When it comes to industry-specific designs for health care companies, they must accommodate patients, doctors, nurses, surgeons, receptionists and everyone else involved in the process to improve efficiency and focus on patient and worker needs. It has been proven that the design and construction of health care facilities affect patients’ quality of care and various health outcomes.
With that in mind, clinical buildings demand minimum requirements and specific designs, like:
- Accessible restrooms with appropriate sizes and handles
- Well-lit exam rooms with additional outlets for movable lights
- Sterile and sanitary storage areas for medical supplies
Energy consumption is another part of a medical-specific building and its particular design. Health care buildings consume more energy than residential and commercial ones. That’s because these facilities are much larger, and the medical staff also uses machines that require more energy, with some that run 24/7. On the construction end, we must reinforce the electrical wiring and create insulated walls that can absorb extra heat put out by different machines.
Other design concepts to consider that can influence the well-being and safety of patients include:
- Access, Occupational Health and Safety (OHS) and mobility: Hallway widths, disability access, fire evacuation, slip-resistant floors, etc.
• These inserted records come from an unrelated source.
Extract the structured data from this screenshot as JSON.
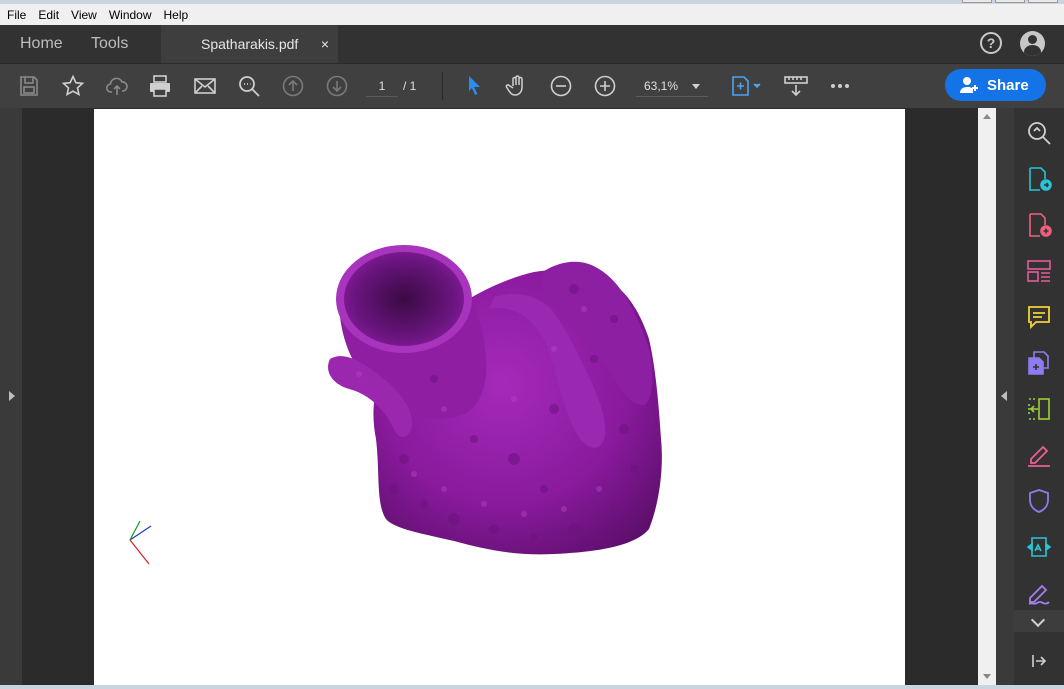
{
  "menu": [
    "File",
    "Edit",
    "View",
    "Window",
    "Help"
  ],
  "tabs": {
    "home": "Home",
    "tools": "Tools",
    "document": "Spatharakis.pdf",
    "close": "×"
  },
  "header": {
    "help": "?"
  },
  "toolbar": {
    "page_current": "1",
    "page_total": "/ 1",
    "zoom": "63,1%",
    "share_label": "Share"
  },
  "icons": {
    "save": "save-icon",
    "bookmark": "star-icon",
    "upload": "cloud-upload-icon",
    "print": "printer-icon",
    "email": "envelope-icon",
    "find": "search-icon",
    "prev": "arrow-up-circle-icon",
    "next": "arrow-down-circle-icon",
    "select": "cursor-icon",
    "hand": "hand-icon",
    "zoom_out": "zoom-out-icon",
    "zoom_in": "zoom-in-icon",
    "fit": "fit-page-icon",
    "scroll": "scroll-mode-icon",
    "more": "more-icon"
  },
  "right_rail": [
    {
      "name": "zoom-tool-icon",
      "color": "#cfcfcf"
    },
    {
      "name": "export-pdf-icon",
      "color": "#27c4d6"
    },
    {
      "name": "create-pdf-icon",
      "color": "#ef5f7a"
    },
    {
      "name": "organize-pages-icon",
      "color": "#e75a9a"
    },
    {
      "name": "comment-icon",
      "color": "#f3d134"
    },
    {
      "name": "combine-files-icon",
      "color": "#8e7bef"
    },
    {
      "name": "edit-pdf-icon",
      "color": "#9bd136"
    },
    {
      "name": "fill-sign-icon",
      "color": "#ec5f95"
    },
    {
      "name": "protect-icon",
      "color": "#8e7bef"
    },
    {
      "name": "send-for-review-icon",
      "color": "#27c4d6"
    },
    {
      "name": "request-signature-icon",
      "color": "#a37ef0"
    }
  ],
  "colors": {
    "model": "#8f1ea3",
    "accent": "#1473e6"
  }
}
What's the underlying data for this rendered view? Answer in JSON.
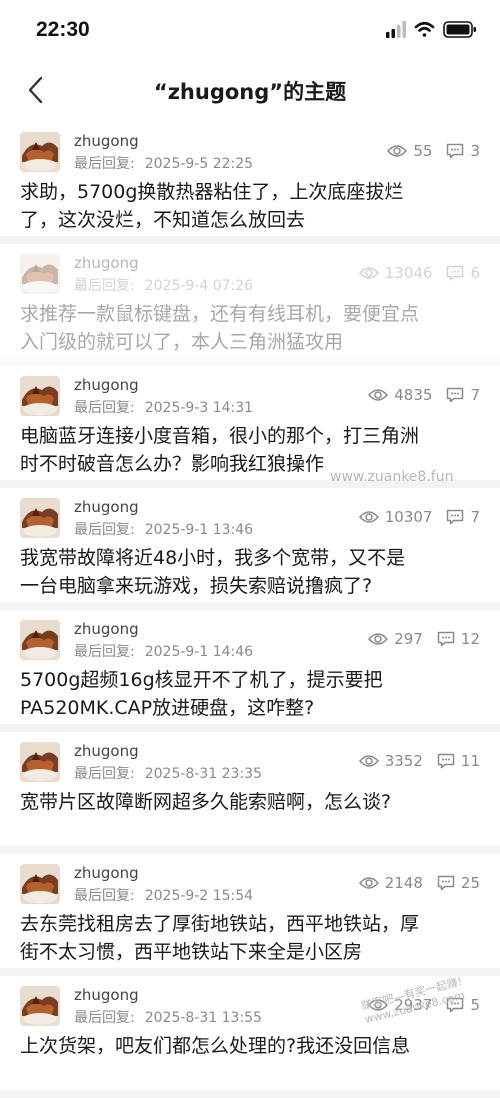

- Infection control: Regulating hydrotherapy pools, sterile areas, ice machines, waste chutes, etc.
- Environmental and engineering design: Humidity, hot water reticulation, temperature range, air changes, etc.
- Equipment planning: Selecting, budgeting and installing things like furniture, fixtures, etc.
- Navigation guidelines: Orienting people successfully through a medical facility with perceptual, problem-solving and cognitive incorporation
- Health facilities licensing: Processes and design tools needed for a compliant health care building
- Costs and feasibility planning: Understanding all the above guidelines and planning accordingly
The goal is to specialize your medical building while ensuring efficient energy usage and creating a space that makes sense for your individual facility. By implementing these various standards and designs, established medical construction companies can carry out your needs while helping uphold the safety, privacy and well-being of everyone who walks through the doors, including patients, visitors and staff.
Work With the Best Medical and Health Care Construction Company
Whether you’re looking for a medical renovation, revamped design or completely new construction, Gidel & Kocal is your medical facility construction partner. Our medical buildings accommodate the needs of outpatient surgery, optometry, dentistry and other medical specialties.
Gidel & Kocal understands the medical community and the regulations that surround each infrastructure. Our experts support the safety regulations and high standards of health care facilities and work hard to keep up with the ever-changing medical construction and design codes.
We can build from the ground up or renovate an existing space you have! Pre-construction planning involves comprehensive and detailed preparation to anticipate obstacles, so we work with you to incorporate your ideas while adhering to regulations. Then, we complete the project from start to finish, managing each step as your single source of contact.
Reach out to our support team or give us a call at (408) 370-0280 to learn more about how you can partner with the best health care facility construction company in the San Francisco and Bay Area.